SUPPLIED DATA:

# # #

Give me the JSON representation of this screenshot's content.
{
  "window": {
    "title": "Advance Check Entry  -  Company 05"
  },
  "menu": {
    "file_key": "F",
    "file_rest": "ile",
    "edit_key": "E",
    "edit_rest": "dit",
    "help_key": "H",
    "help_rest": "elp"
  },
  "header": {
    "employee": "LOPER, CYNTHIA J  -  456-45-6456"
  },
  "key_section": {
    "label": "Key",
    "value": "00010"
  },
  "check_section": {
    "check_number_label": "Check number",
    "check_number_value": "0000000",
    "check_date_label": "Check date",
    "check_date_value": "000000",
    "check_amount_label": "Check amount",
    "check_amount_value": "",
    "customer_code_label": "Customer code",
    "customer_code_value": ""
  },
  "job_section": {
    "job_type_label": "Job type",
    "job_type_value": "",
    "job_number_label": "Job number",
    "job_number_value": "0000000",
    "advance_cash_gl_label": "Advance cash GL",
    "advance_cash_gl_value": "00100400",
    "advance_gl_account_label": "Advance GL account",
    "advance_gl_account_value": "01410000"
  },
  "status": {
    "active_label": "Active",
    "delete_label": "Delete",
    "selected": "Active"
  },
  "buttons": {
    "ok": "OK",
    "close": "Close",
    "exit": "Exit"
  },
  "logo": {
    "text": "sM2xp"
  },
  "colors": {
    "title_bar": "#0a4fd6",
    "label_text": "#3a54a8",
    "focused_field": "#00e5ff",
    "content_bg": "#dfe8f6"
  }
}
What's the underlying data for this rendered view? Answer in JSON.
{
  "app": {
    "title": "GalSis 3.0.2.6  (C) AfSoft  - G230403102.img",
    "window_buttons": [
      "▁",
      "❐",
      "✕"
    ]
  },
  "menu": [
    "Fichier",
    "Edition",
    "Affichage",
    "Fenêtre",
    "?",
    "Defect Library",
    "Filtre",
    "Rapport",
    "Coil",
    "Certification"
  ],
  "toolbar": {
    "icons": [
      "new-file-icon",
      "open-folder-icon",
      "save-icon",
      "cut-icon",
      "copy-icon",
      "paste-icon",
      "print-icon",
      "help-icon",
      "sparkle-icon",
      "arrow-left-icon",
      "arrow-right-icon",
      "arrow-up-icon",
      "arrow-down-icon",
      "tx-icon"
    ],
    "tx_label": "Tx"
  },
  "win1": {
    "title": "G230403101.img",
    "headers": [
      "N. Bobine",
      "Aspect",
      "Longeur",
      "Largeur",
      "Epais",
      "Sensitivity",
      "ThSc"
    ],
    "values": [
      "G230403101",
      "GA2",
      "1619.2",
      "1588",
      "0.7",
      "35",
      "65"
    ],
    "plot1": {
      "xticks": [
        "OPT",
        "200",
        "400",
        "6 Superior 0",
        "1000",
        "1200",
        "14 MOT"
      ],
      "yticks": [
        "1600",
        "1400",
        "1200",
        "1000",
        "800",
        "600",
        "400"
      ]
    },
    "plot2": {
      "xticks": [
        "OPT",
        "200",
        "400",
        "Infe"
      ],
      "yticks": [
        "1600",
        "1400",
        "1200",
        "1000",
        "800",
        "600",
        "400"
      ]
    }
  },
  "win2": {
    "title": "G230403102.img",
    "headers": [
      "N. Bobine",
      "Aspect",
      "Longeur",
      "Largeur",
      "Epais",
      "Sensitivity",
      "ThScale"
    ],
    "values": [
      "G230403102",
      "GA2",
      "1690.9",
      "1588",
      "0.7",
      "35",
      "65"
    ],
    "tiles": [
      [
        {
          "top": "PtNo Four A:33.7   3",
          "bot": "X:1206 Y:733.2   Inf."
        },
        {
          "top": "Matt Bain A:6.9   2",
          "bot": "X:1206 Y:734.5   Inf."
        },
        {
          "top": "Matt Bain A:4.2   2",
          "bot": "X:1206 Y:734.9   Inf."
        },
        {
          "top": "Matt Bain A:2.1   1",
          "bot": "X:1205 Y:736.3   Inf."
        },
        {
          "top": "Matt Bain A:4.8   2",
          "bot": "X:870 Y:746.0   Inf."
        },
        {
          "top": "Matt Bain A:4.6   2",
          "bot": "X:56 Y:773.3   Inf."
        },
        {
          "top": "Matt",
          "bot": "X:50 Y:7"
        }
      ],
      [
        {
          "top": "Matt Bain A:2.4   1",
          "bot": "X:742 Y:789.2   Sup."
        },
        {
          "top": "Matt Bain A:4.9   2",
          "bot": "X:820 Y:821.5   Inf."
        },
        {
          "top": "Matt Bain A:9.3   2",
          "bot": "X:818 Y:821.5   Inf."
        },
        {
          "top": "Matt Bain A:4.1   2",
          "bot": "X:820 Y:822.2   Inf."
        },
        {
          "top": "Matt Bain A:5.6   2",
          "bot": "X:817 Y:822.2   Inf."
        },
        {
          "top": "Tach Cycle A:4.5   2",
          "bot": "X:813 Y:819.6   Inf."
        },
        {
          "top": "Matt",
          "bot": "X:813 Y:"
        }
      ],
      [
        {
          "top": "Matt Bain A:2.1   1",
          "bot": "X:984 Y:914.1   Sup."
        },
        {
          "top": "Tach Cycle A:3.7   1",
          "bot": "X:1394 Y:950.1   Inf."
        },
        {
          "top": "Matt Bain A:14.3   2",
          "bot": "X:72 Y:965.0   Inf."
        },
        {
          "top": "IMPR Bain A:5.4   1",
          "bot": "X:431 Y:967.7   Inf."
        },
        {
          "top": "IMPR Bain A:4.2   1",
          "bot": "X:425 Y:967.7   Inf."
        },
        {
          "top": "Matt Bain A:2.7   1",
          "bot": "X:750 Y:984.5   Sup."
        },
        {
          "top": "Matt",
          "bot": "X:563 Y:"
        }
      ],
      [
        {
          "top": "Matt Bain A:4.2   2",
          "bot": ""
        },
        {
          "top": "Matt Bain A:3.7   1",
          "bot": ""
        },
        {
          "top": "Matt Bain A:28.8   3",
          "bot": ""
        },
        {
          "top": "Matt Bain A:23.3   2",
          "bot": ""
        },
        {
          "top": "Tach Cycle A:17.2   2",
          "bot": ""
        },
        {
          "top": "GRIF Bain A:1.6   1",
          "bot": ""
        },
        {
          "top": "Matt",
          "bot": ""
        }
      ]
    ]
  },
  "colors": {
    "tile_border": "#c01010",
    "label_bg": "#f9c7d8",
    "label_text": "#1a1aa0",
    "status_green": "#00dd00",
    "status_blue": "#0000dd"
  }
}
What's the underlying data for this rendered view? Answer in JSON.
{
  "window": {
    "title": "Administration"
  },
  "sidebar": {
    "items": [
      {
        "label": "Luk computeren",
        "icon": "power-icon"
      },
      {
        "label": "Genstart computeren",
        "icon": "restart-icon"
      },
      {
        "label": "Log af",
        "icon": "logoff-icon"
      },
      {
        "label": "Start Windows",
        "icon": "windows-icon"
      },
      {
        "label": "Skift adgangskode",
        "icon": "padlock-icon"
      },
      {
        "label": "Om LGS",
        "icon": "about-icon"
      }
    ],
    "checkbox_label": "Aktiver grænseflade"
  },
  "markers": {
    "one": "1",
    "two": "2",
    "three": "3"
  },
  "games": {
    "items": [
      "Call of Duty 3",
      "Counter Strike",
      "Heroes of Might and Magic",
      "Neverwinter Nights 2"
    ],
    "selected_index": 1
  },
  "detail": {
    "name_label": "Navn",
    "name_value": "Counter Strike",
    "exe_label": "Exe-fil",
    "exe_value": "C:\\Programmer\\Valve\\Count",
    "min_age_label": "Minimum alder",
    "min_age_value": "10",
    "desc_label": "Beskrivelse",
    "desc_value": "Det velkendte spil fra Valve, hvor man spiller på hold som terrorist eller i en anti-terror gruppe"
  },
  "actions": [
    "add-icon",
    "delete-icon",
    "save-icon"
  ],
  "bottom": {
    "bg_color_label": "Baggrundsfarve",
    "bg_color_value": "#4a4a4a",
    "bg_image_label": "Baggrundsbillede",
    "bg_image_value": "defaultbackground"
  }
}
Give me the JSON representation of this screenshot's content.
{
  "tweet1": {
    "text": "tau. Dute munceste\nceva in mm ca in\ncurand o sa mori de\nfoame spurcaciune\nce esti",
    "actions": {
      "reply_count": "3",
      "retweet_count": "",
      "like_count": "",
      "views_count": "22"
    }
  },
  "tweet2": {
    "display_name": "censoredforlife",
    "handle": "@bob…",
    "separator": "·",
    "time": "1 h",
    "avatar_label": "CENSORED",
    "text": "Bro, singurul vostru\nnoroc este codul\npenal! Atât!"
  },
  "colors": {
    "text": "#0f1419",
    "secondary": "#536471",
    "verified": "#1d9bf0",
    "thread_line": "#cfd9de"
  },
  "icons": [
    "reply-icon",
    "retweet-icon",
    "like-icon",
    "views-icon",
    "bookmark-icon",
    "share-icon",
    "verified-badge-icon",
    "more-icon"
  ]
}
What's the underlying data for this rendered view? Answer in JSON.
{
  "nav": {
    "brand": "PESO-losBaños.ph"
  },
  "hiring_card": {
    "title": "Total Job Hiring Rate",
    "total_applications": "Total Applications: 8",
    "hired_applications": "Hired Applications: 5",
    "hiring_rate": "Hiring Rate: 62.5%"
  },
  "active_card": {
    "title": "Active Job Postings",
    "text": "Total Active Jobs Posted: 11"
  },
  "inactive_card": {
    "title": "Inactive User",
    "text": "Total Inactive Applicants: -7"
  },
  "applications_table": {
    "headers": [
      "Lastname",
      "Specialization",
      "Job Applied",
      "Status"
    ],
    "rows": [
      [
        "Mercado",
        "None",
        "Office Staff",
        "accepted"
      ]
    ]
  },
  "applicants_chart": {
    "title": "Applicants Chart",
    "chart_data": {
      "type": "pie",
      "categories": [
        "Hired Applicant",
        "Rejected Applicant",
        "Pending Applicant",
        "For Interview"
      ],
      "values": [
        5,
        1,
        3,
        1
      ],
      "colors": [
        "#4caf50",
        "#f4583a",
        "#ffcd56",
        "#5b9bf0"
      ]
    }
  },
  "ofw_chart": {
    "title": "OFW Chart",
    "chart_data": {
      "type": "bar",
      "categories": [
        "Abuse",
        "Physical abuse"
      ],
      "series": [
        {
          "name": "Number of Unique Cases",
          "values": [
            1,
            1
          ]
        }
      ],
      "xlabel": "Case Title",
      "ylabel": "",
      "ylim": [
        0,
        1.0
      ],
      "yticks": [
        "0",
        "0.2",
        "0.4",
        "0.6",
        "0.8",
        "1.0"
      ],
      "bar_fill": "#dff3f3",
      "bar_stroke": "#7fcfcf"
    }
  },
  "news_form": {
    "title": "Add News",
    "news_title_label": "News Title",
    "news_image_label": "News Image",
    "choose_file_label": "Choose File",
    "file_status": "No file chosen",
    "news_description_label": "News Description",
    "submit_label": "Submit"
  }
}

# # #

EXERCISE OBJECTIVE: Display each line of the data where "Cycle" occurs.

COMPLETED EXERCISE:
          "top": "Tach Cycle A:4.5   2",
          "top": "Tach Cycle A:3.7   1",
          "top": "Tach Cycle A:17.2   2",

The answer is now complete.